Please reproduce the following records exactly, with nothing omitted.

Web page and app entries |
===============

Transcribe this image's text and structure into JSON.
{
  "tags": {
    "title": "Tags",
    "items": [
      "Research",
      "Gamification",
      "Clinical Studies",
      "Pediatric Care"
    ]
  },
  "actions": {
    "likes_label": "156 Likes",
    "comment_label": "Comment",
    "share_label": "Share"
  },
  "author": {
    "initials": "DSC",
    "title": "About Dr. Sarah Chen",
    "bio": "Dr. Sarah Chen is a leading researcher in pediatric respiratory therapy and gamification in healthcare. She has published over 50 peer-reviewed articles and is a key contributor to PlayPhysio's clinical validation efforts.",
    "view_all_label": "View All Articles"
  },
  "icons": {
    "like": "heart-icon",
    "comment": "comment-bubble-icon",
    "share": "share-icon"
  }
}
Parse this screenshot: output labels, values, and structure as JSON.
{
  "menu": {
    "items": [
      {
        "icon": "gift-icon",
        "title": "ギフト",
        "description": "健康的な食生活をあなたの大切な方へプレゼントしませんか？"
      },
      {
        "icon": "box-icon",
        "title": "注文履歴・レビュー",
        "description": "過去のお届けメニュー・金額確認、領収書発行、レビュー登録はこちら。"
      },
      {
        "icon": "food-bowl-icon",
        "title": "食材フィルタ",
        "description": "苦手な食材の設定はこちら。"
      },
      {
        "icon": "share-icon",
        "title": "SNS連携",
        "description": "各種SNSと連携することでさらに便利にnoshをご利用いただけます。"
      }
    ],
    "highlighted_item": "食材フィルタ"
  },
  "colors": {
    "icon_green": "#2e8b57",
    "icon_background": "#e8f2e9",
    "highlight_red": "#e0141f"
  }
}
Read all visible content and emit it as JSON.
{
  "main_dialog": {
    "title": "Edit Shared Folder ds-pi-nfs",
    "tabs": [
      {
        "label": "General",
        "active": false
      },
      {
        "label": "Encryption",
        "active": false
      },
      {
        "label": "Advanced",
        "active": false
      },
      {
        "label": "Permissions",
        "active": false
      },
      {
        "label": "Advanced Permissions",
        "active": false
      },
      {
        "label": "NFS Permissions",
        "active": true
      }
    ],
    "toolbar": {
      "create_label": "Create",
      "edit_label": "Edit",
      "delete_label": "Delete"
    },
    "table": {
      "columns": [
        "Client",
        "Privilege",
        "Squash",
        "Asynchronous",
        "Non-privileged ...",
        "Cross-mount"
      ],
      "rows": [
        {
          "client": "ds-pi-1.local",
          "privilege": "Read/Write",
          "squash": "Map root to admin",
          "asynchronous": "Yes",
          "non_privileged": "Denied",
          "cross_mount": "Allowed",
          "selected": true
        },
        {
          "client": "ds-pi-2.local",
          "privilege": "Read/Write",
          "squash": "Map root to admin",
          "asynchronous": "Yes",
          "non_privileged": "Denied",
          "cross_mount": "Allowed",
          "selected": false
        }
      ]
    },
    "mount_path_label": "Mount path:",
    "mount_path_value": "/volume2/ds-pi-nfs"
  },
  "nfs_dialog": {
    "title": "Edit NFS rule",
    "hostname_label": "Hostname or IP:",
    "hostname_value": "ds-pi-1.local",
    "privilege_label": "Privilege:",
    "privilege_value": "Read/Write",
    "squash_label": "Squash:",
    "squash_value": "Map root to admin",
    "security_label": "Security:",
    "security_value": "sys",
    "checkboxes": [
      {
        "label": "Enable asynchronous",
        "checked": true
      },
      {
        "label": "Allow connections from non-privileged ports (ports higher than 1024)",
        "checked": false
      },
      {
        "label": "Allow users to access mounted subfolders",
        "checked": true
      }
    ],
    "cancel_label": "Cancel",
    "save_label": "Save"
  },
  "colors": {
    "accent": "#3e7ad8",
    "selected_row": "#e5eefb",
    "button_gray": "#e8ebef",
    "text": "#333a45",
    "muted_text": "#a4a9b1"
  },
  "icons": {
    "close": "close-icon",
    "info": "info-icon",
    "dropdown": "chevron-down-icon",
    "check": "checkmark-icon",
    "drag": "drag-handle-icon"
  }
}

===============

REPLY TO THE TASK |
Transcribe this image's text and structure into JSON.
{
  "tags": {
    "title": "Tags",
    "items": [
      "Research",
      "Gamification",
      "Clinical Studies",
      "Pediatric Care"
    ]
  },
  "actions": {
    "likes_label": "156 Likes",
    "comment_label": "Comment",
    "share_label": "Share"
  },
  "author": {
    "initials": "DSC",
    "title": "About Dr. Sarah Chen",
    "bio": "Dr. Sarah Chen is a leading researcher in pediatric respiratory therapy and gamification in healthcare. She has published over 50 peer-reviewed articles and is a key contributor to PlayPhysio's clinical validation efforts.",
    "view_all_label": "View All Articles"
  },
  "icons": {
    "like": "heart-icon",
    "comment": "comment-bubble-icon",
    "share": "share-icon"
  }
}
Parse this screenshot: output labels, values, and structure as JSON.
{
  "menu": {
    "items": [
      {
        "icon": "gift-icon",
        "title": "ギフト",
        "description": "健康的な食生活をあなたの大切な方へプレゼントしませんか？"
      },
      {
        "icon": "box-icon",
        "title": "注文履歴・レビュー",
        "description": "過去のお届けメニュー・金額確認、領収書発行、レビュー登録はこちら。"
      },
      {
        "icon": "food-bowl-icon",
        "title": "食材フィルタ",
        "description": "苦手な食材の設定はこちら。"
      },
      {
        "icon": "share-icon",
        "title": "SNS連携",
        "description": "各種SNSと連携することでさらに便利にnoshをご利用いただけます。"
      }
    ],
    "highlighted_item": "食材フィルタ"
  },
  "colors": {
    "icon_green": "#2e8b57",
    "icon_background": "#e8f2e9",
    "highlight_red": "#e0141f"
  }
}
Read all visible content and emit it as JSON.
{
  "main_dialog": {
    "title": "Edit Shared Folder ds-pi-nfs",
    "tabs": [
      {
        "label": "General",
        "active": false
      },
      {
        "label": "Encryption",
        "active": false
      },
      {
        "label": "Advanced",
        "active": false
      },
      {
        "label": "Permissions",
        "active": false
      },
      {
        "label": "Advanced Permissions",
        "active": false
      },
      {
        "label": "NFS Permissions",
        "active": true
      }
    ],
    "toolbar": {
      "create_label": "Create",
      "edit_label": "Edit",
      "delete_label": "Delete"
    },
    "table": {
      "columns": [
        "Client",
        "Privilege",
        "Squash",
        "Asynchronous",
        "Non-privileged ...",
        "Cross-mount"
      ],
      "rows": [
        {
          "client": "ds-pi-1.local",
          "privilege": "Read/Write",
          "squash": "Map root to admin",
          "asynchronous": "Yes",
          "non_privileged": "Denied",
          "cross_mount": "Allowed",
          "selected": true
        },
        {
          "client": "ds-pi-2.local",
          "privilege": "Read/Write",
          "squash": "Map root to admin",
          "asynchronous": "Yes",
          "non_privileged": "Denied",
          "cross_mount": "Allowed",
          "selected": false
        }
      ]
    },
    "mount_path_label": "Mount path:",
    "mount_path_value": "/volume2/ds-pi-nfs"
  },
  "nfs_dialog": {
    "title": "Edit NFS rule",
    "hostname_label": "Hostname or IP:",
    "hostname_value": "ds-pi-1.local",
    "privilege_label": "Privilege:",
    "privilege_value": "Read/Write",
    "squash_label": "Squash:",
    "squash_value": "Map root to admin",
    "security_label": "Security:",
    "security_value": "sys",
    "checkboxes": [
      {
        "label": "Enable asynchronous",
        "checked": true
      },
      {
        "label": "Allow connections from non-privileged ports (ports higher than 1024)",
        "checked": false
      },
      {
        "label": "Allow users to access mounted subfolders",
        "checked": true
      }
    ],
    "cancel_label": "Cancel",
    "save_label": "Save"
  },
  "colors": {
    "accent": "#3e7ad8",
    "selected_row": "#e5eefb",
    "button_gray": "#e8ebef",
    "text": "#333a45",
    "muted_text": "#a4a9b1"
  },
  "icons": {
    "close": "close-icon",
    "info": "info-icon",
    "dropdown": "chevron-down-icon",
    "check": "checkmark-icon",
    "drag": "drag-handle-icon"
  }
}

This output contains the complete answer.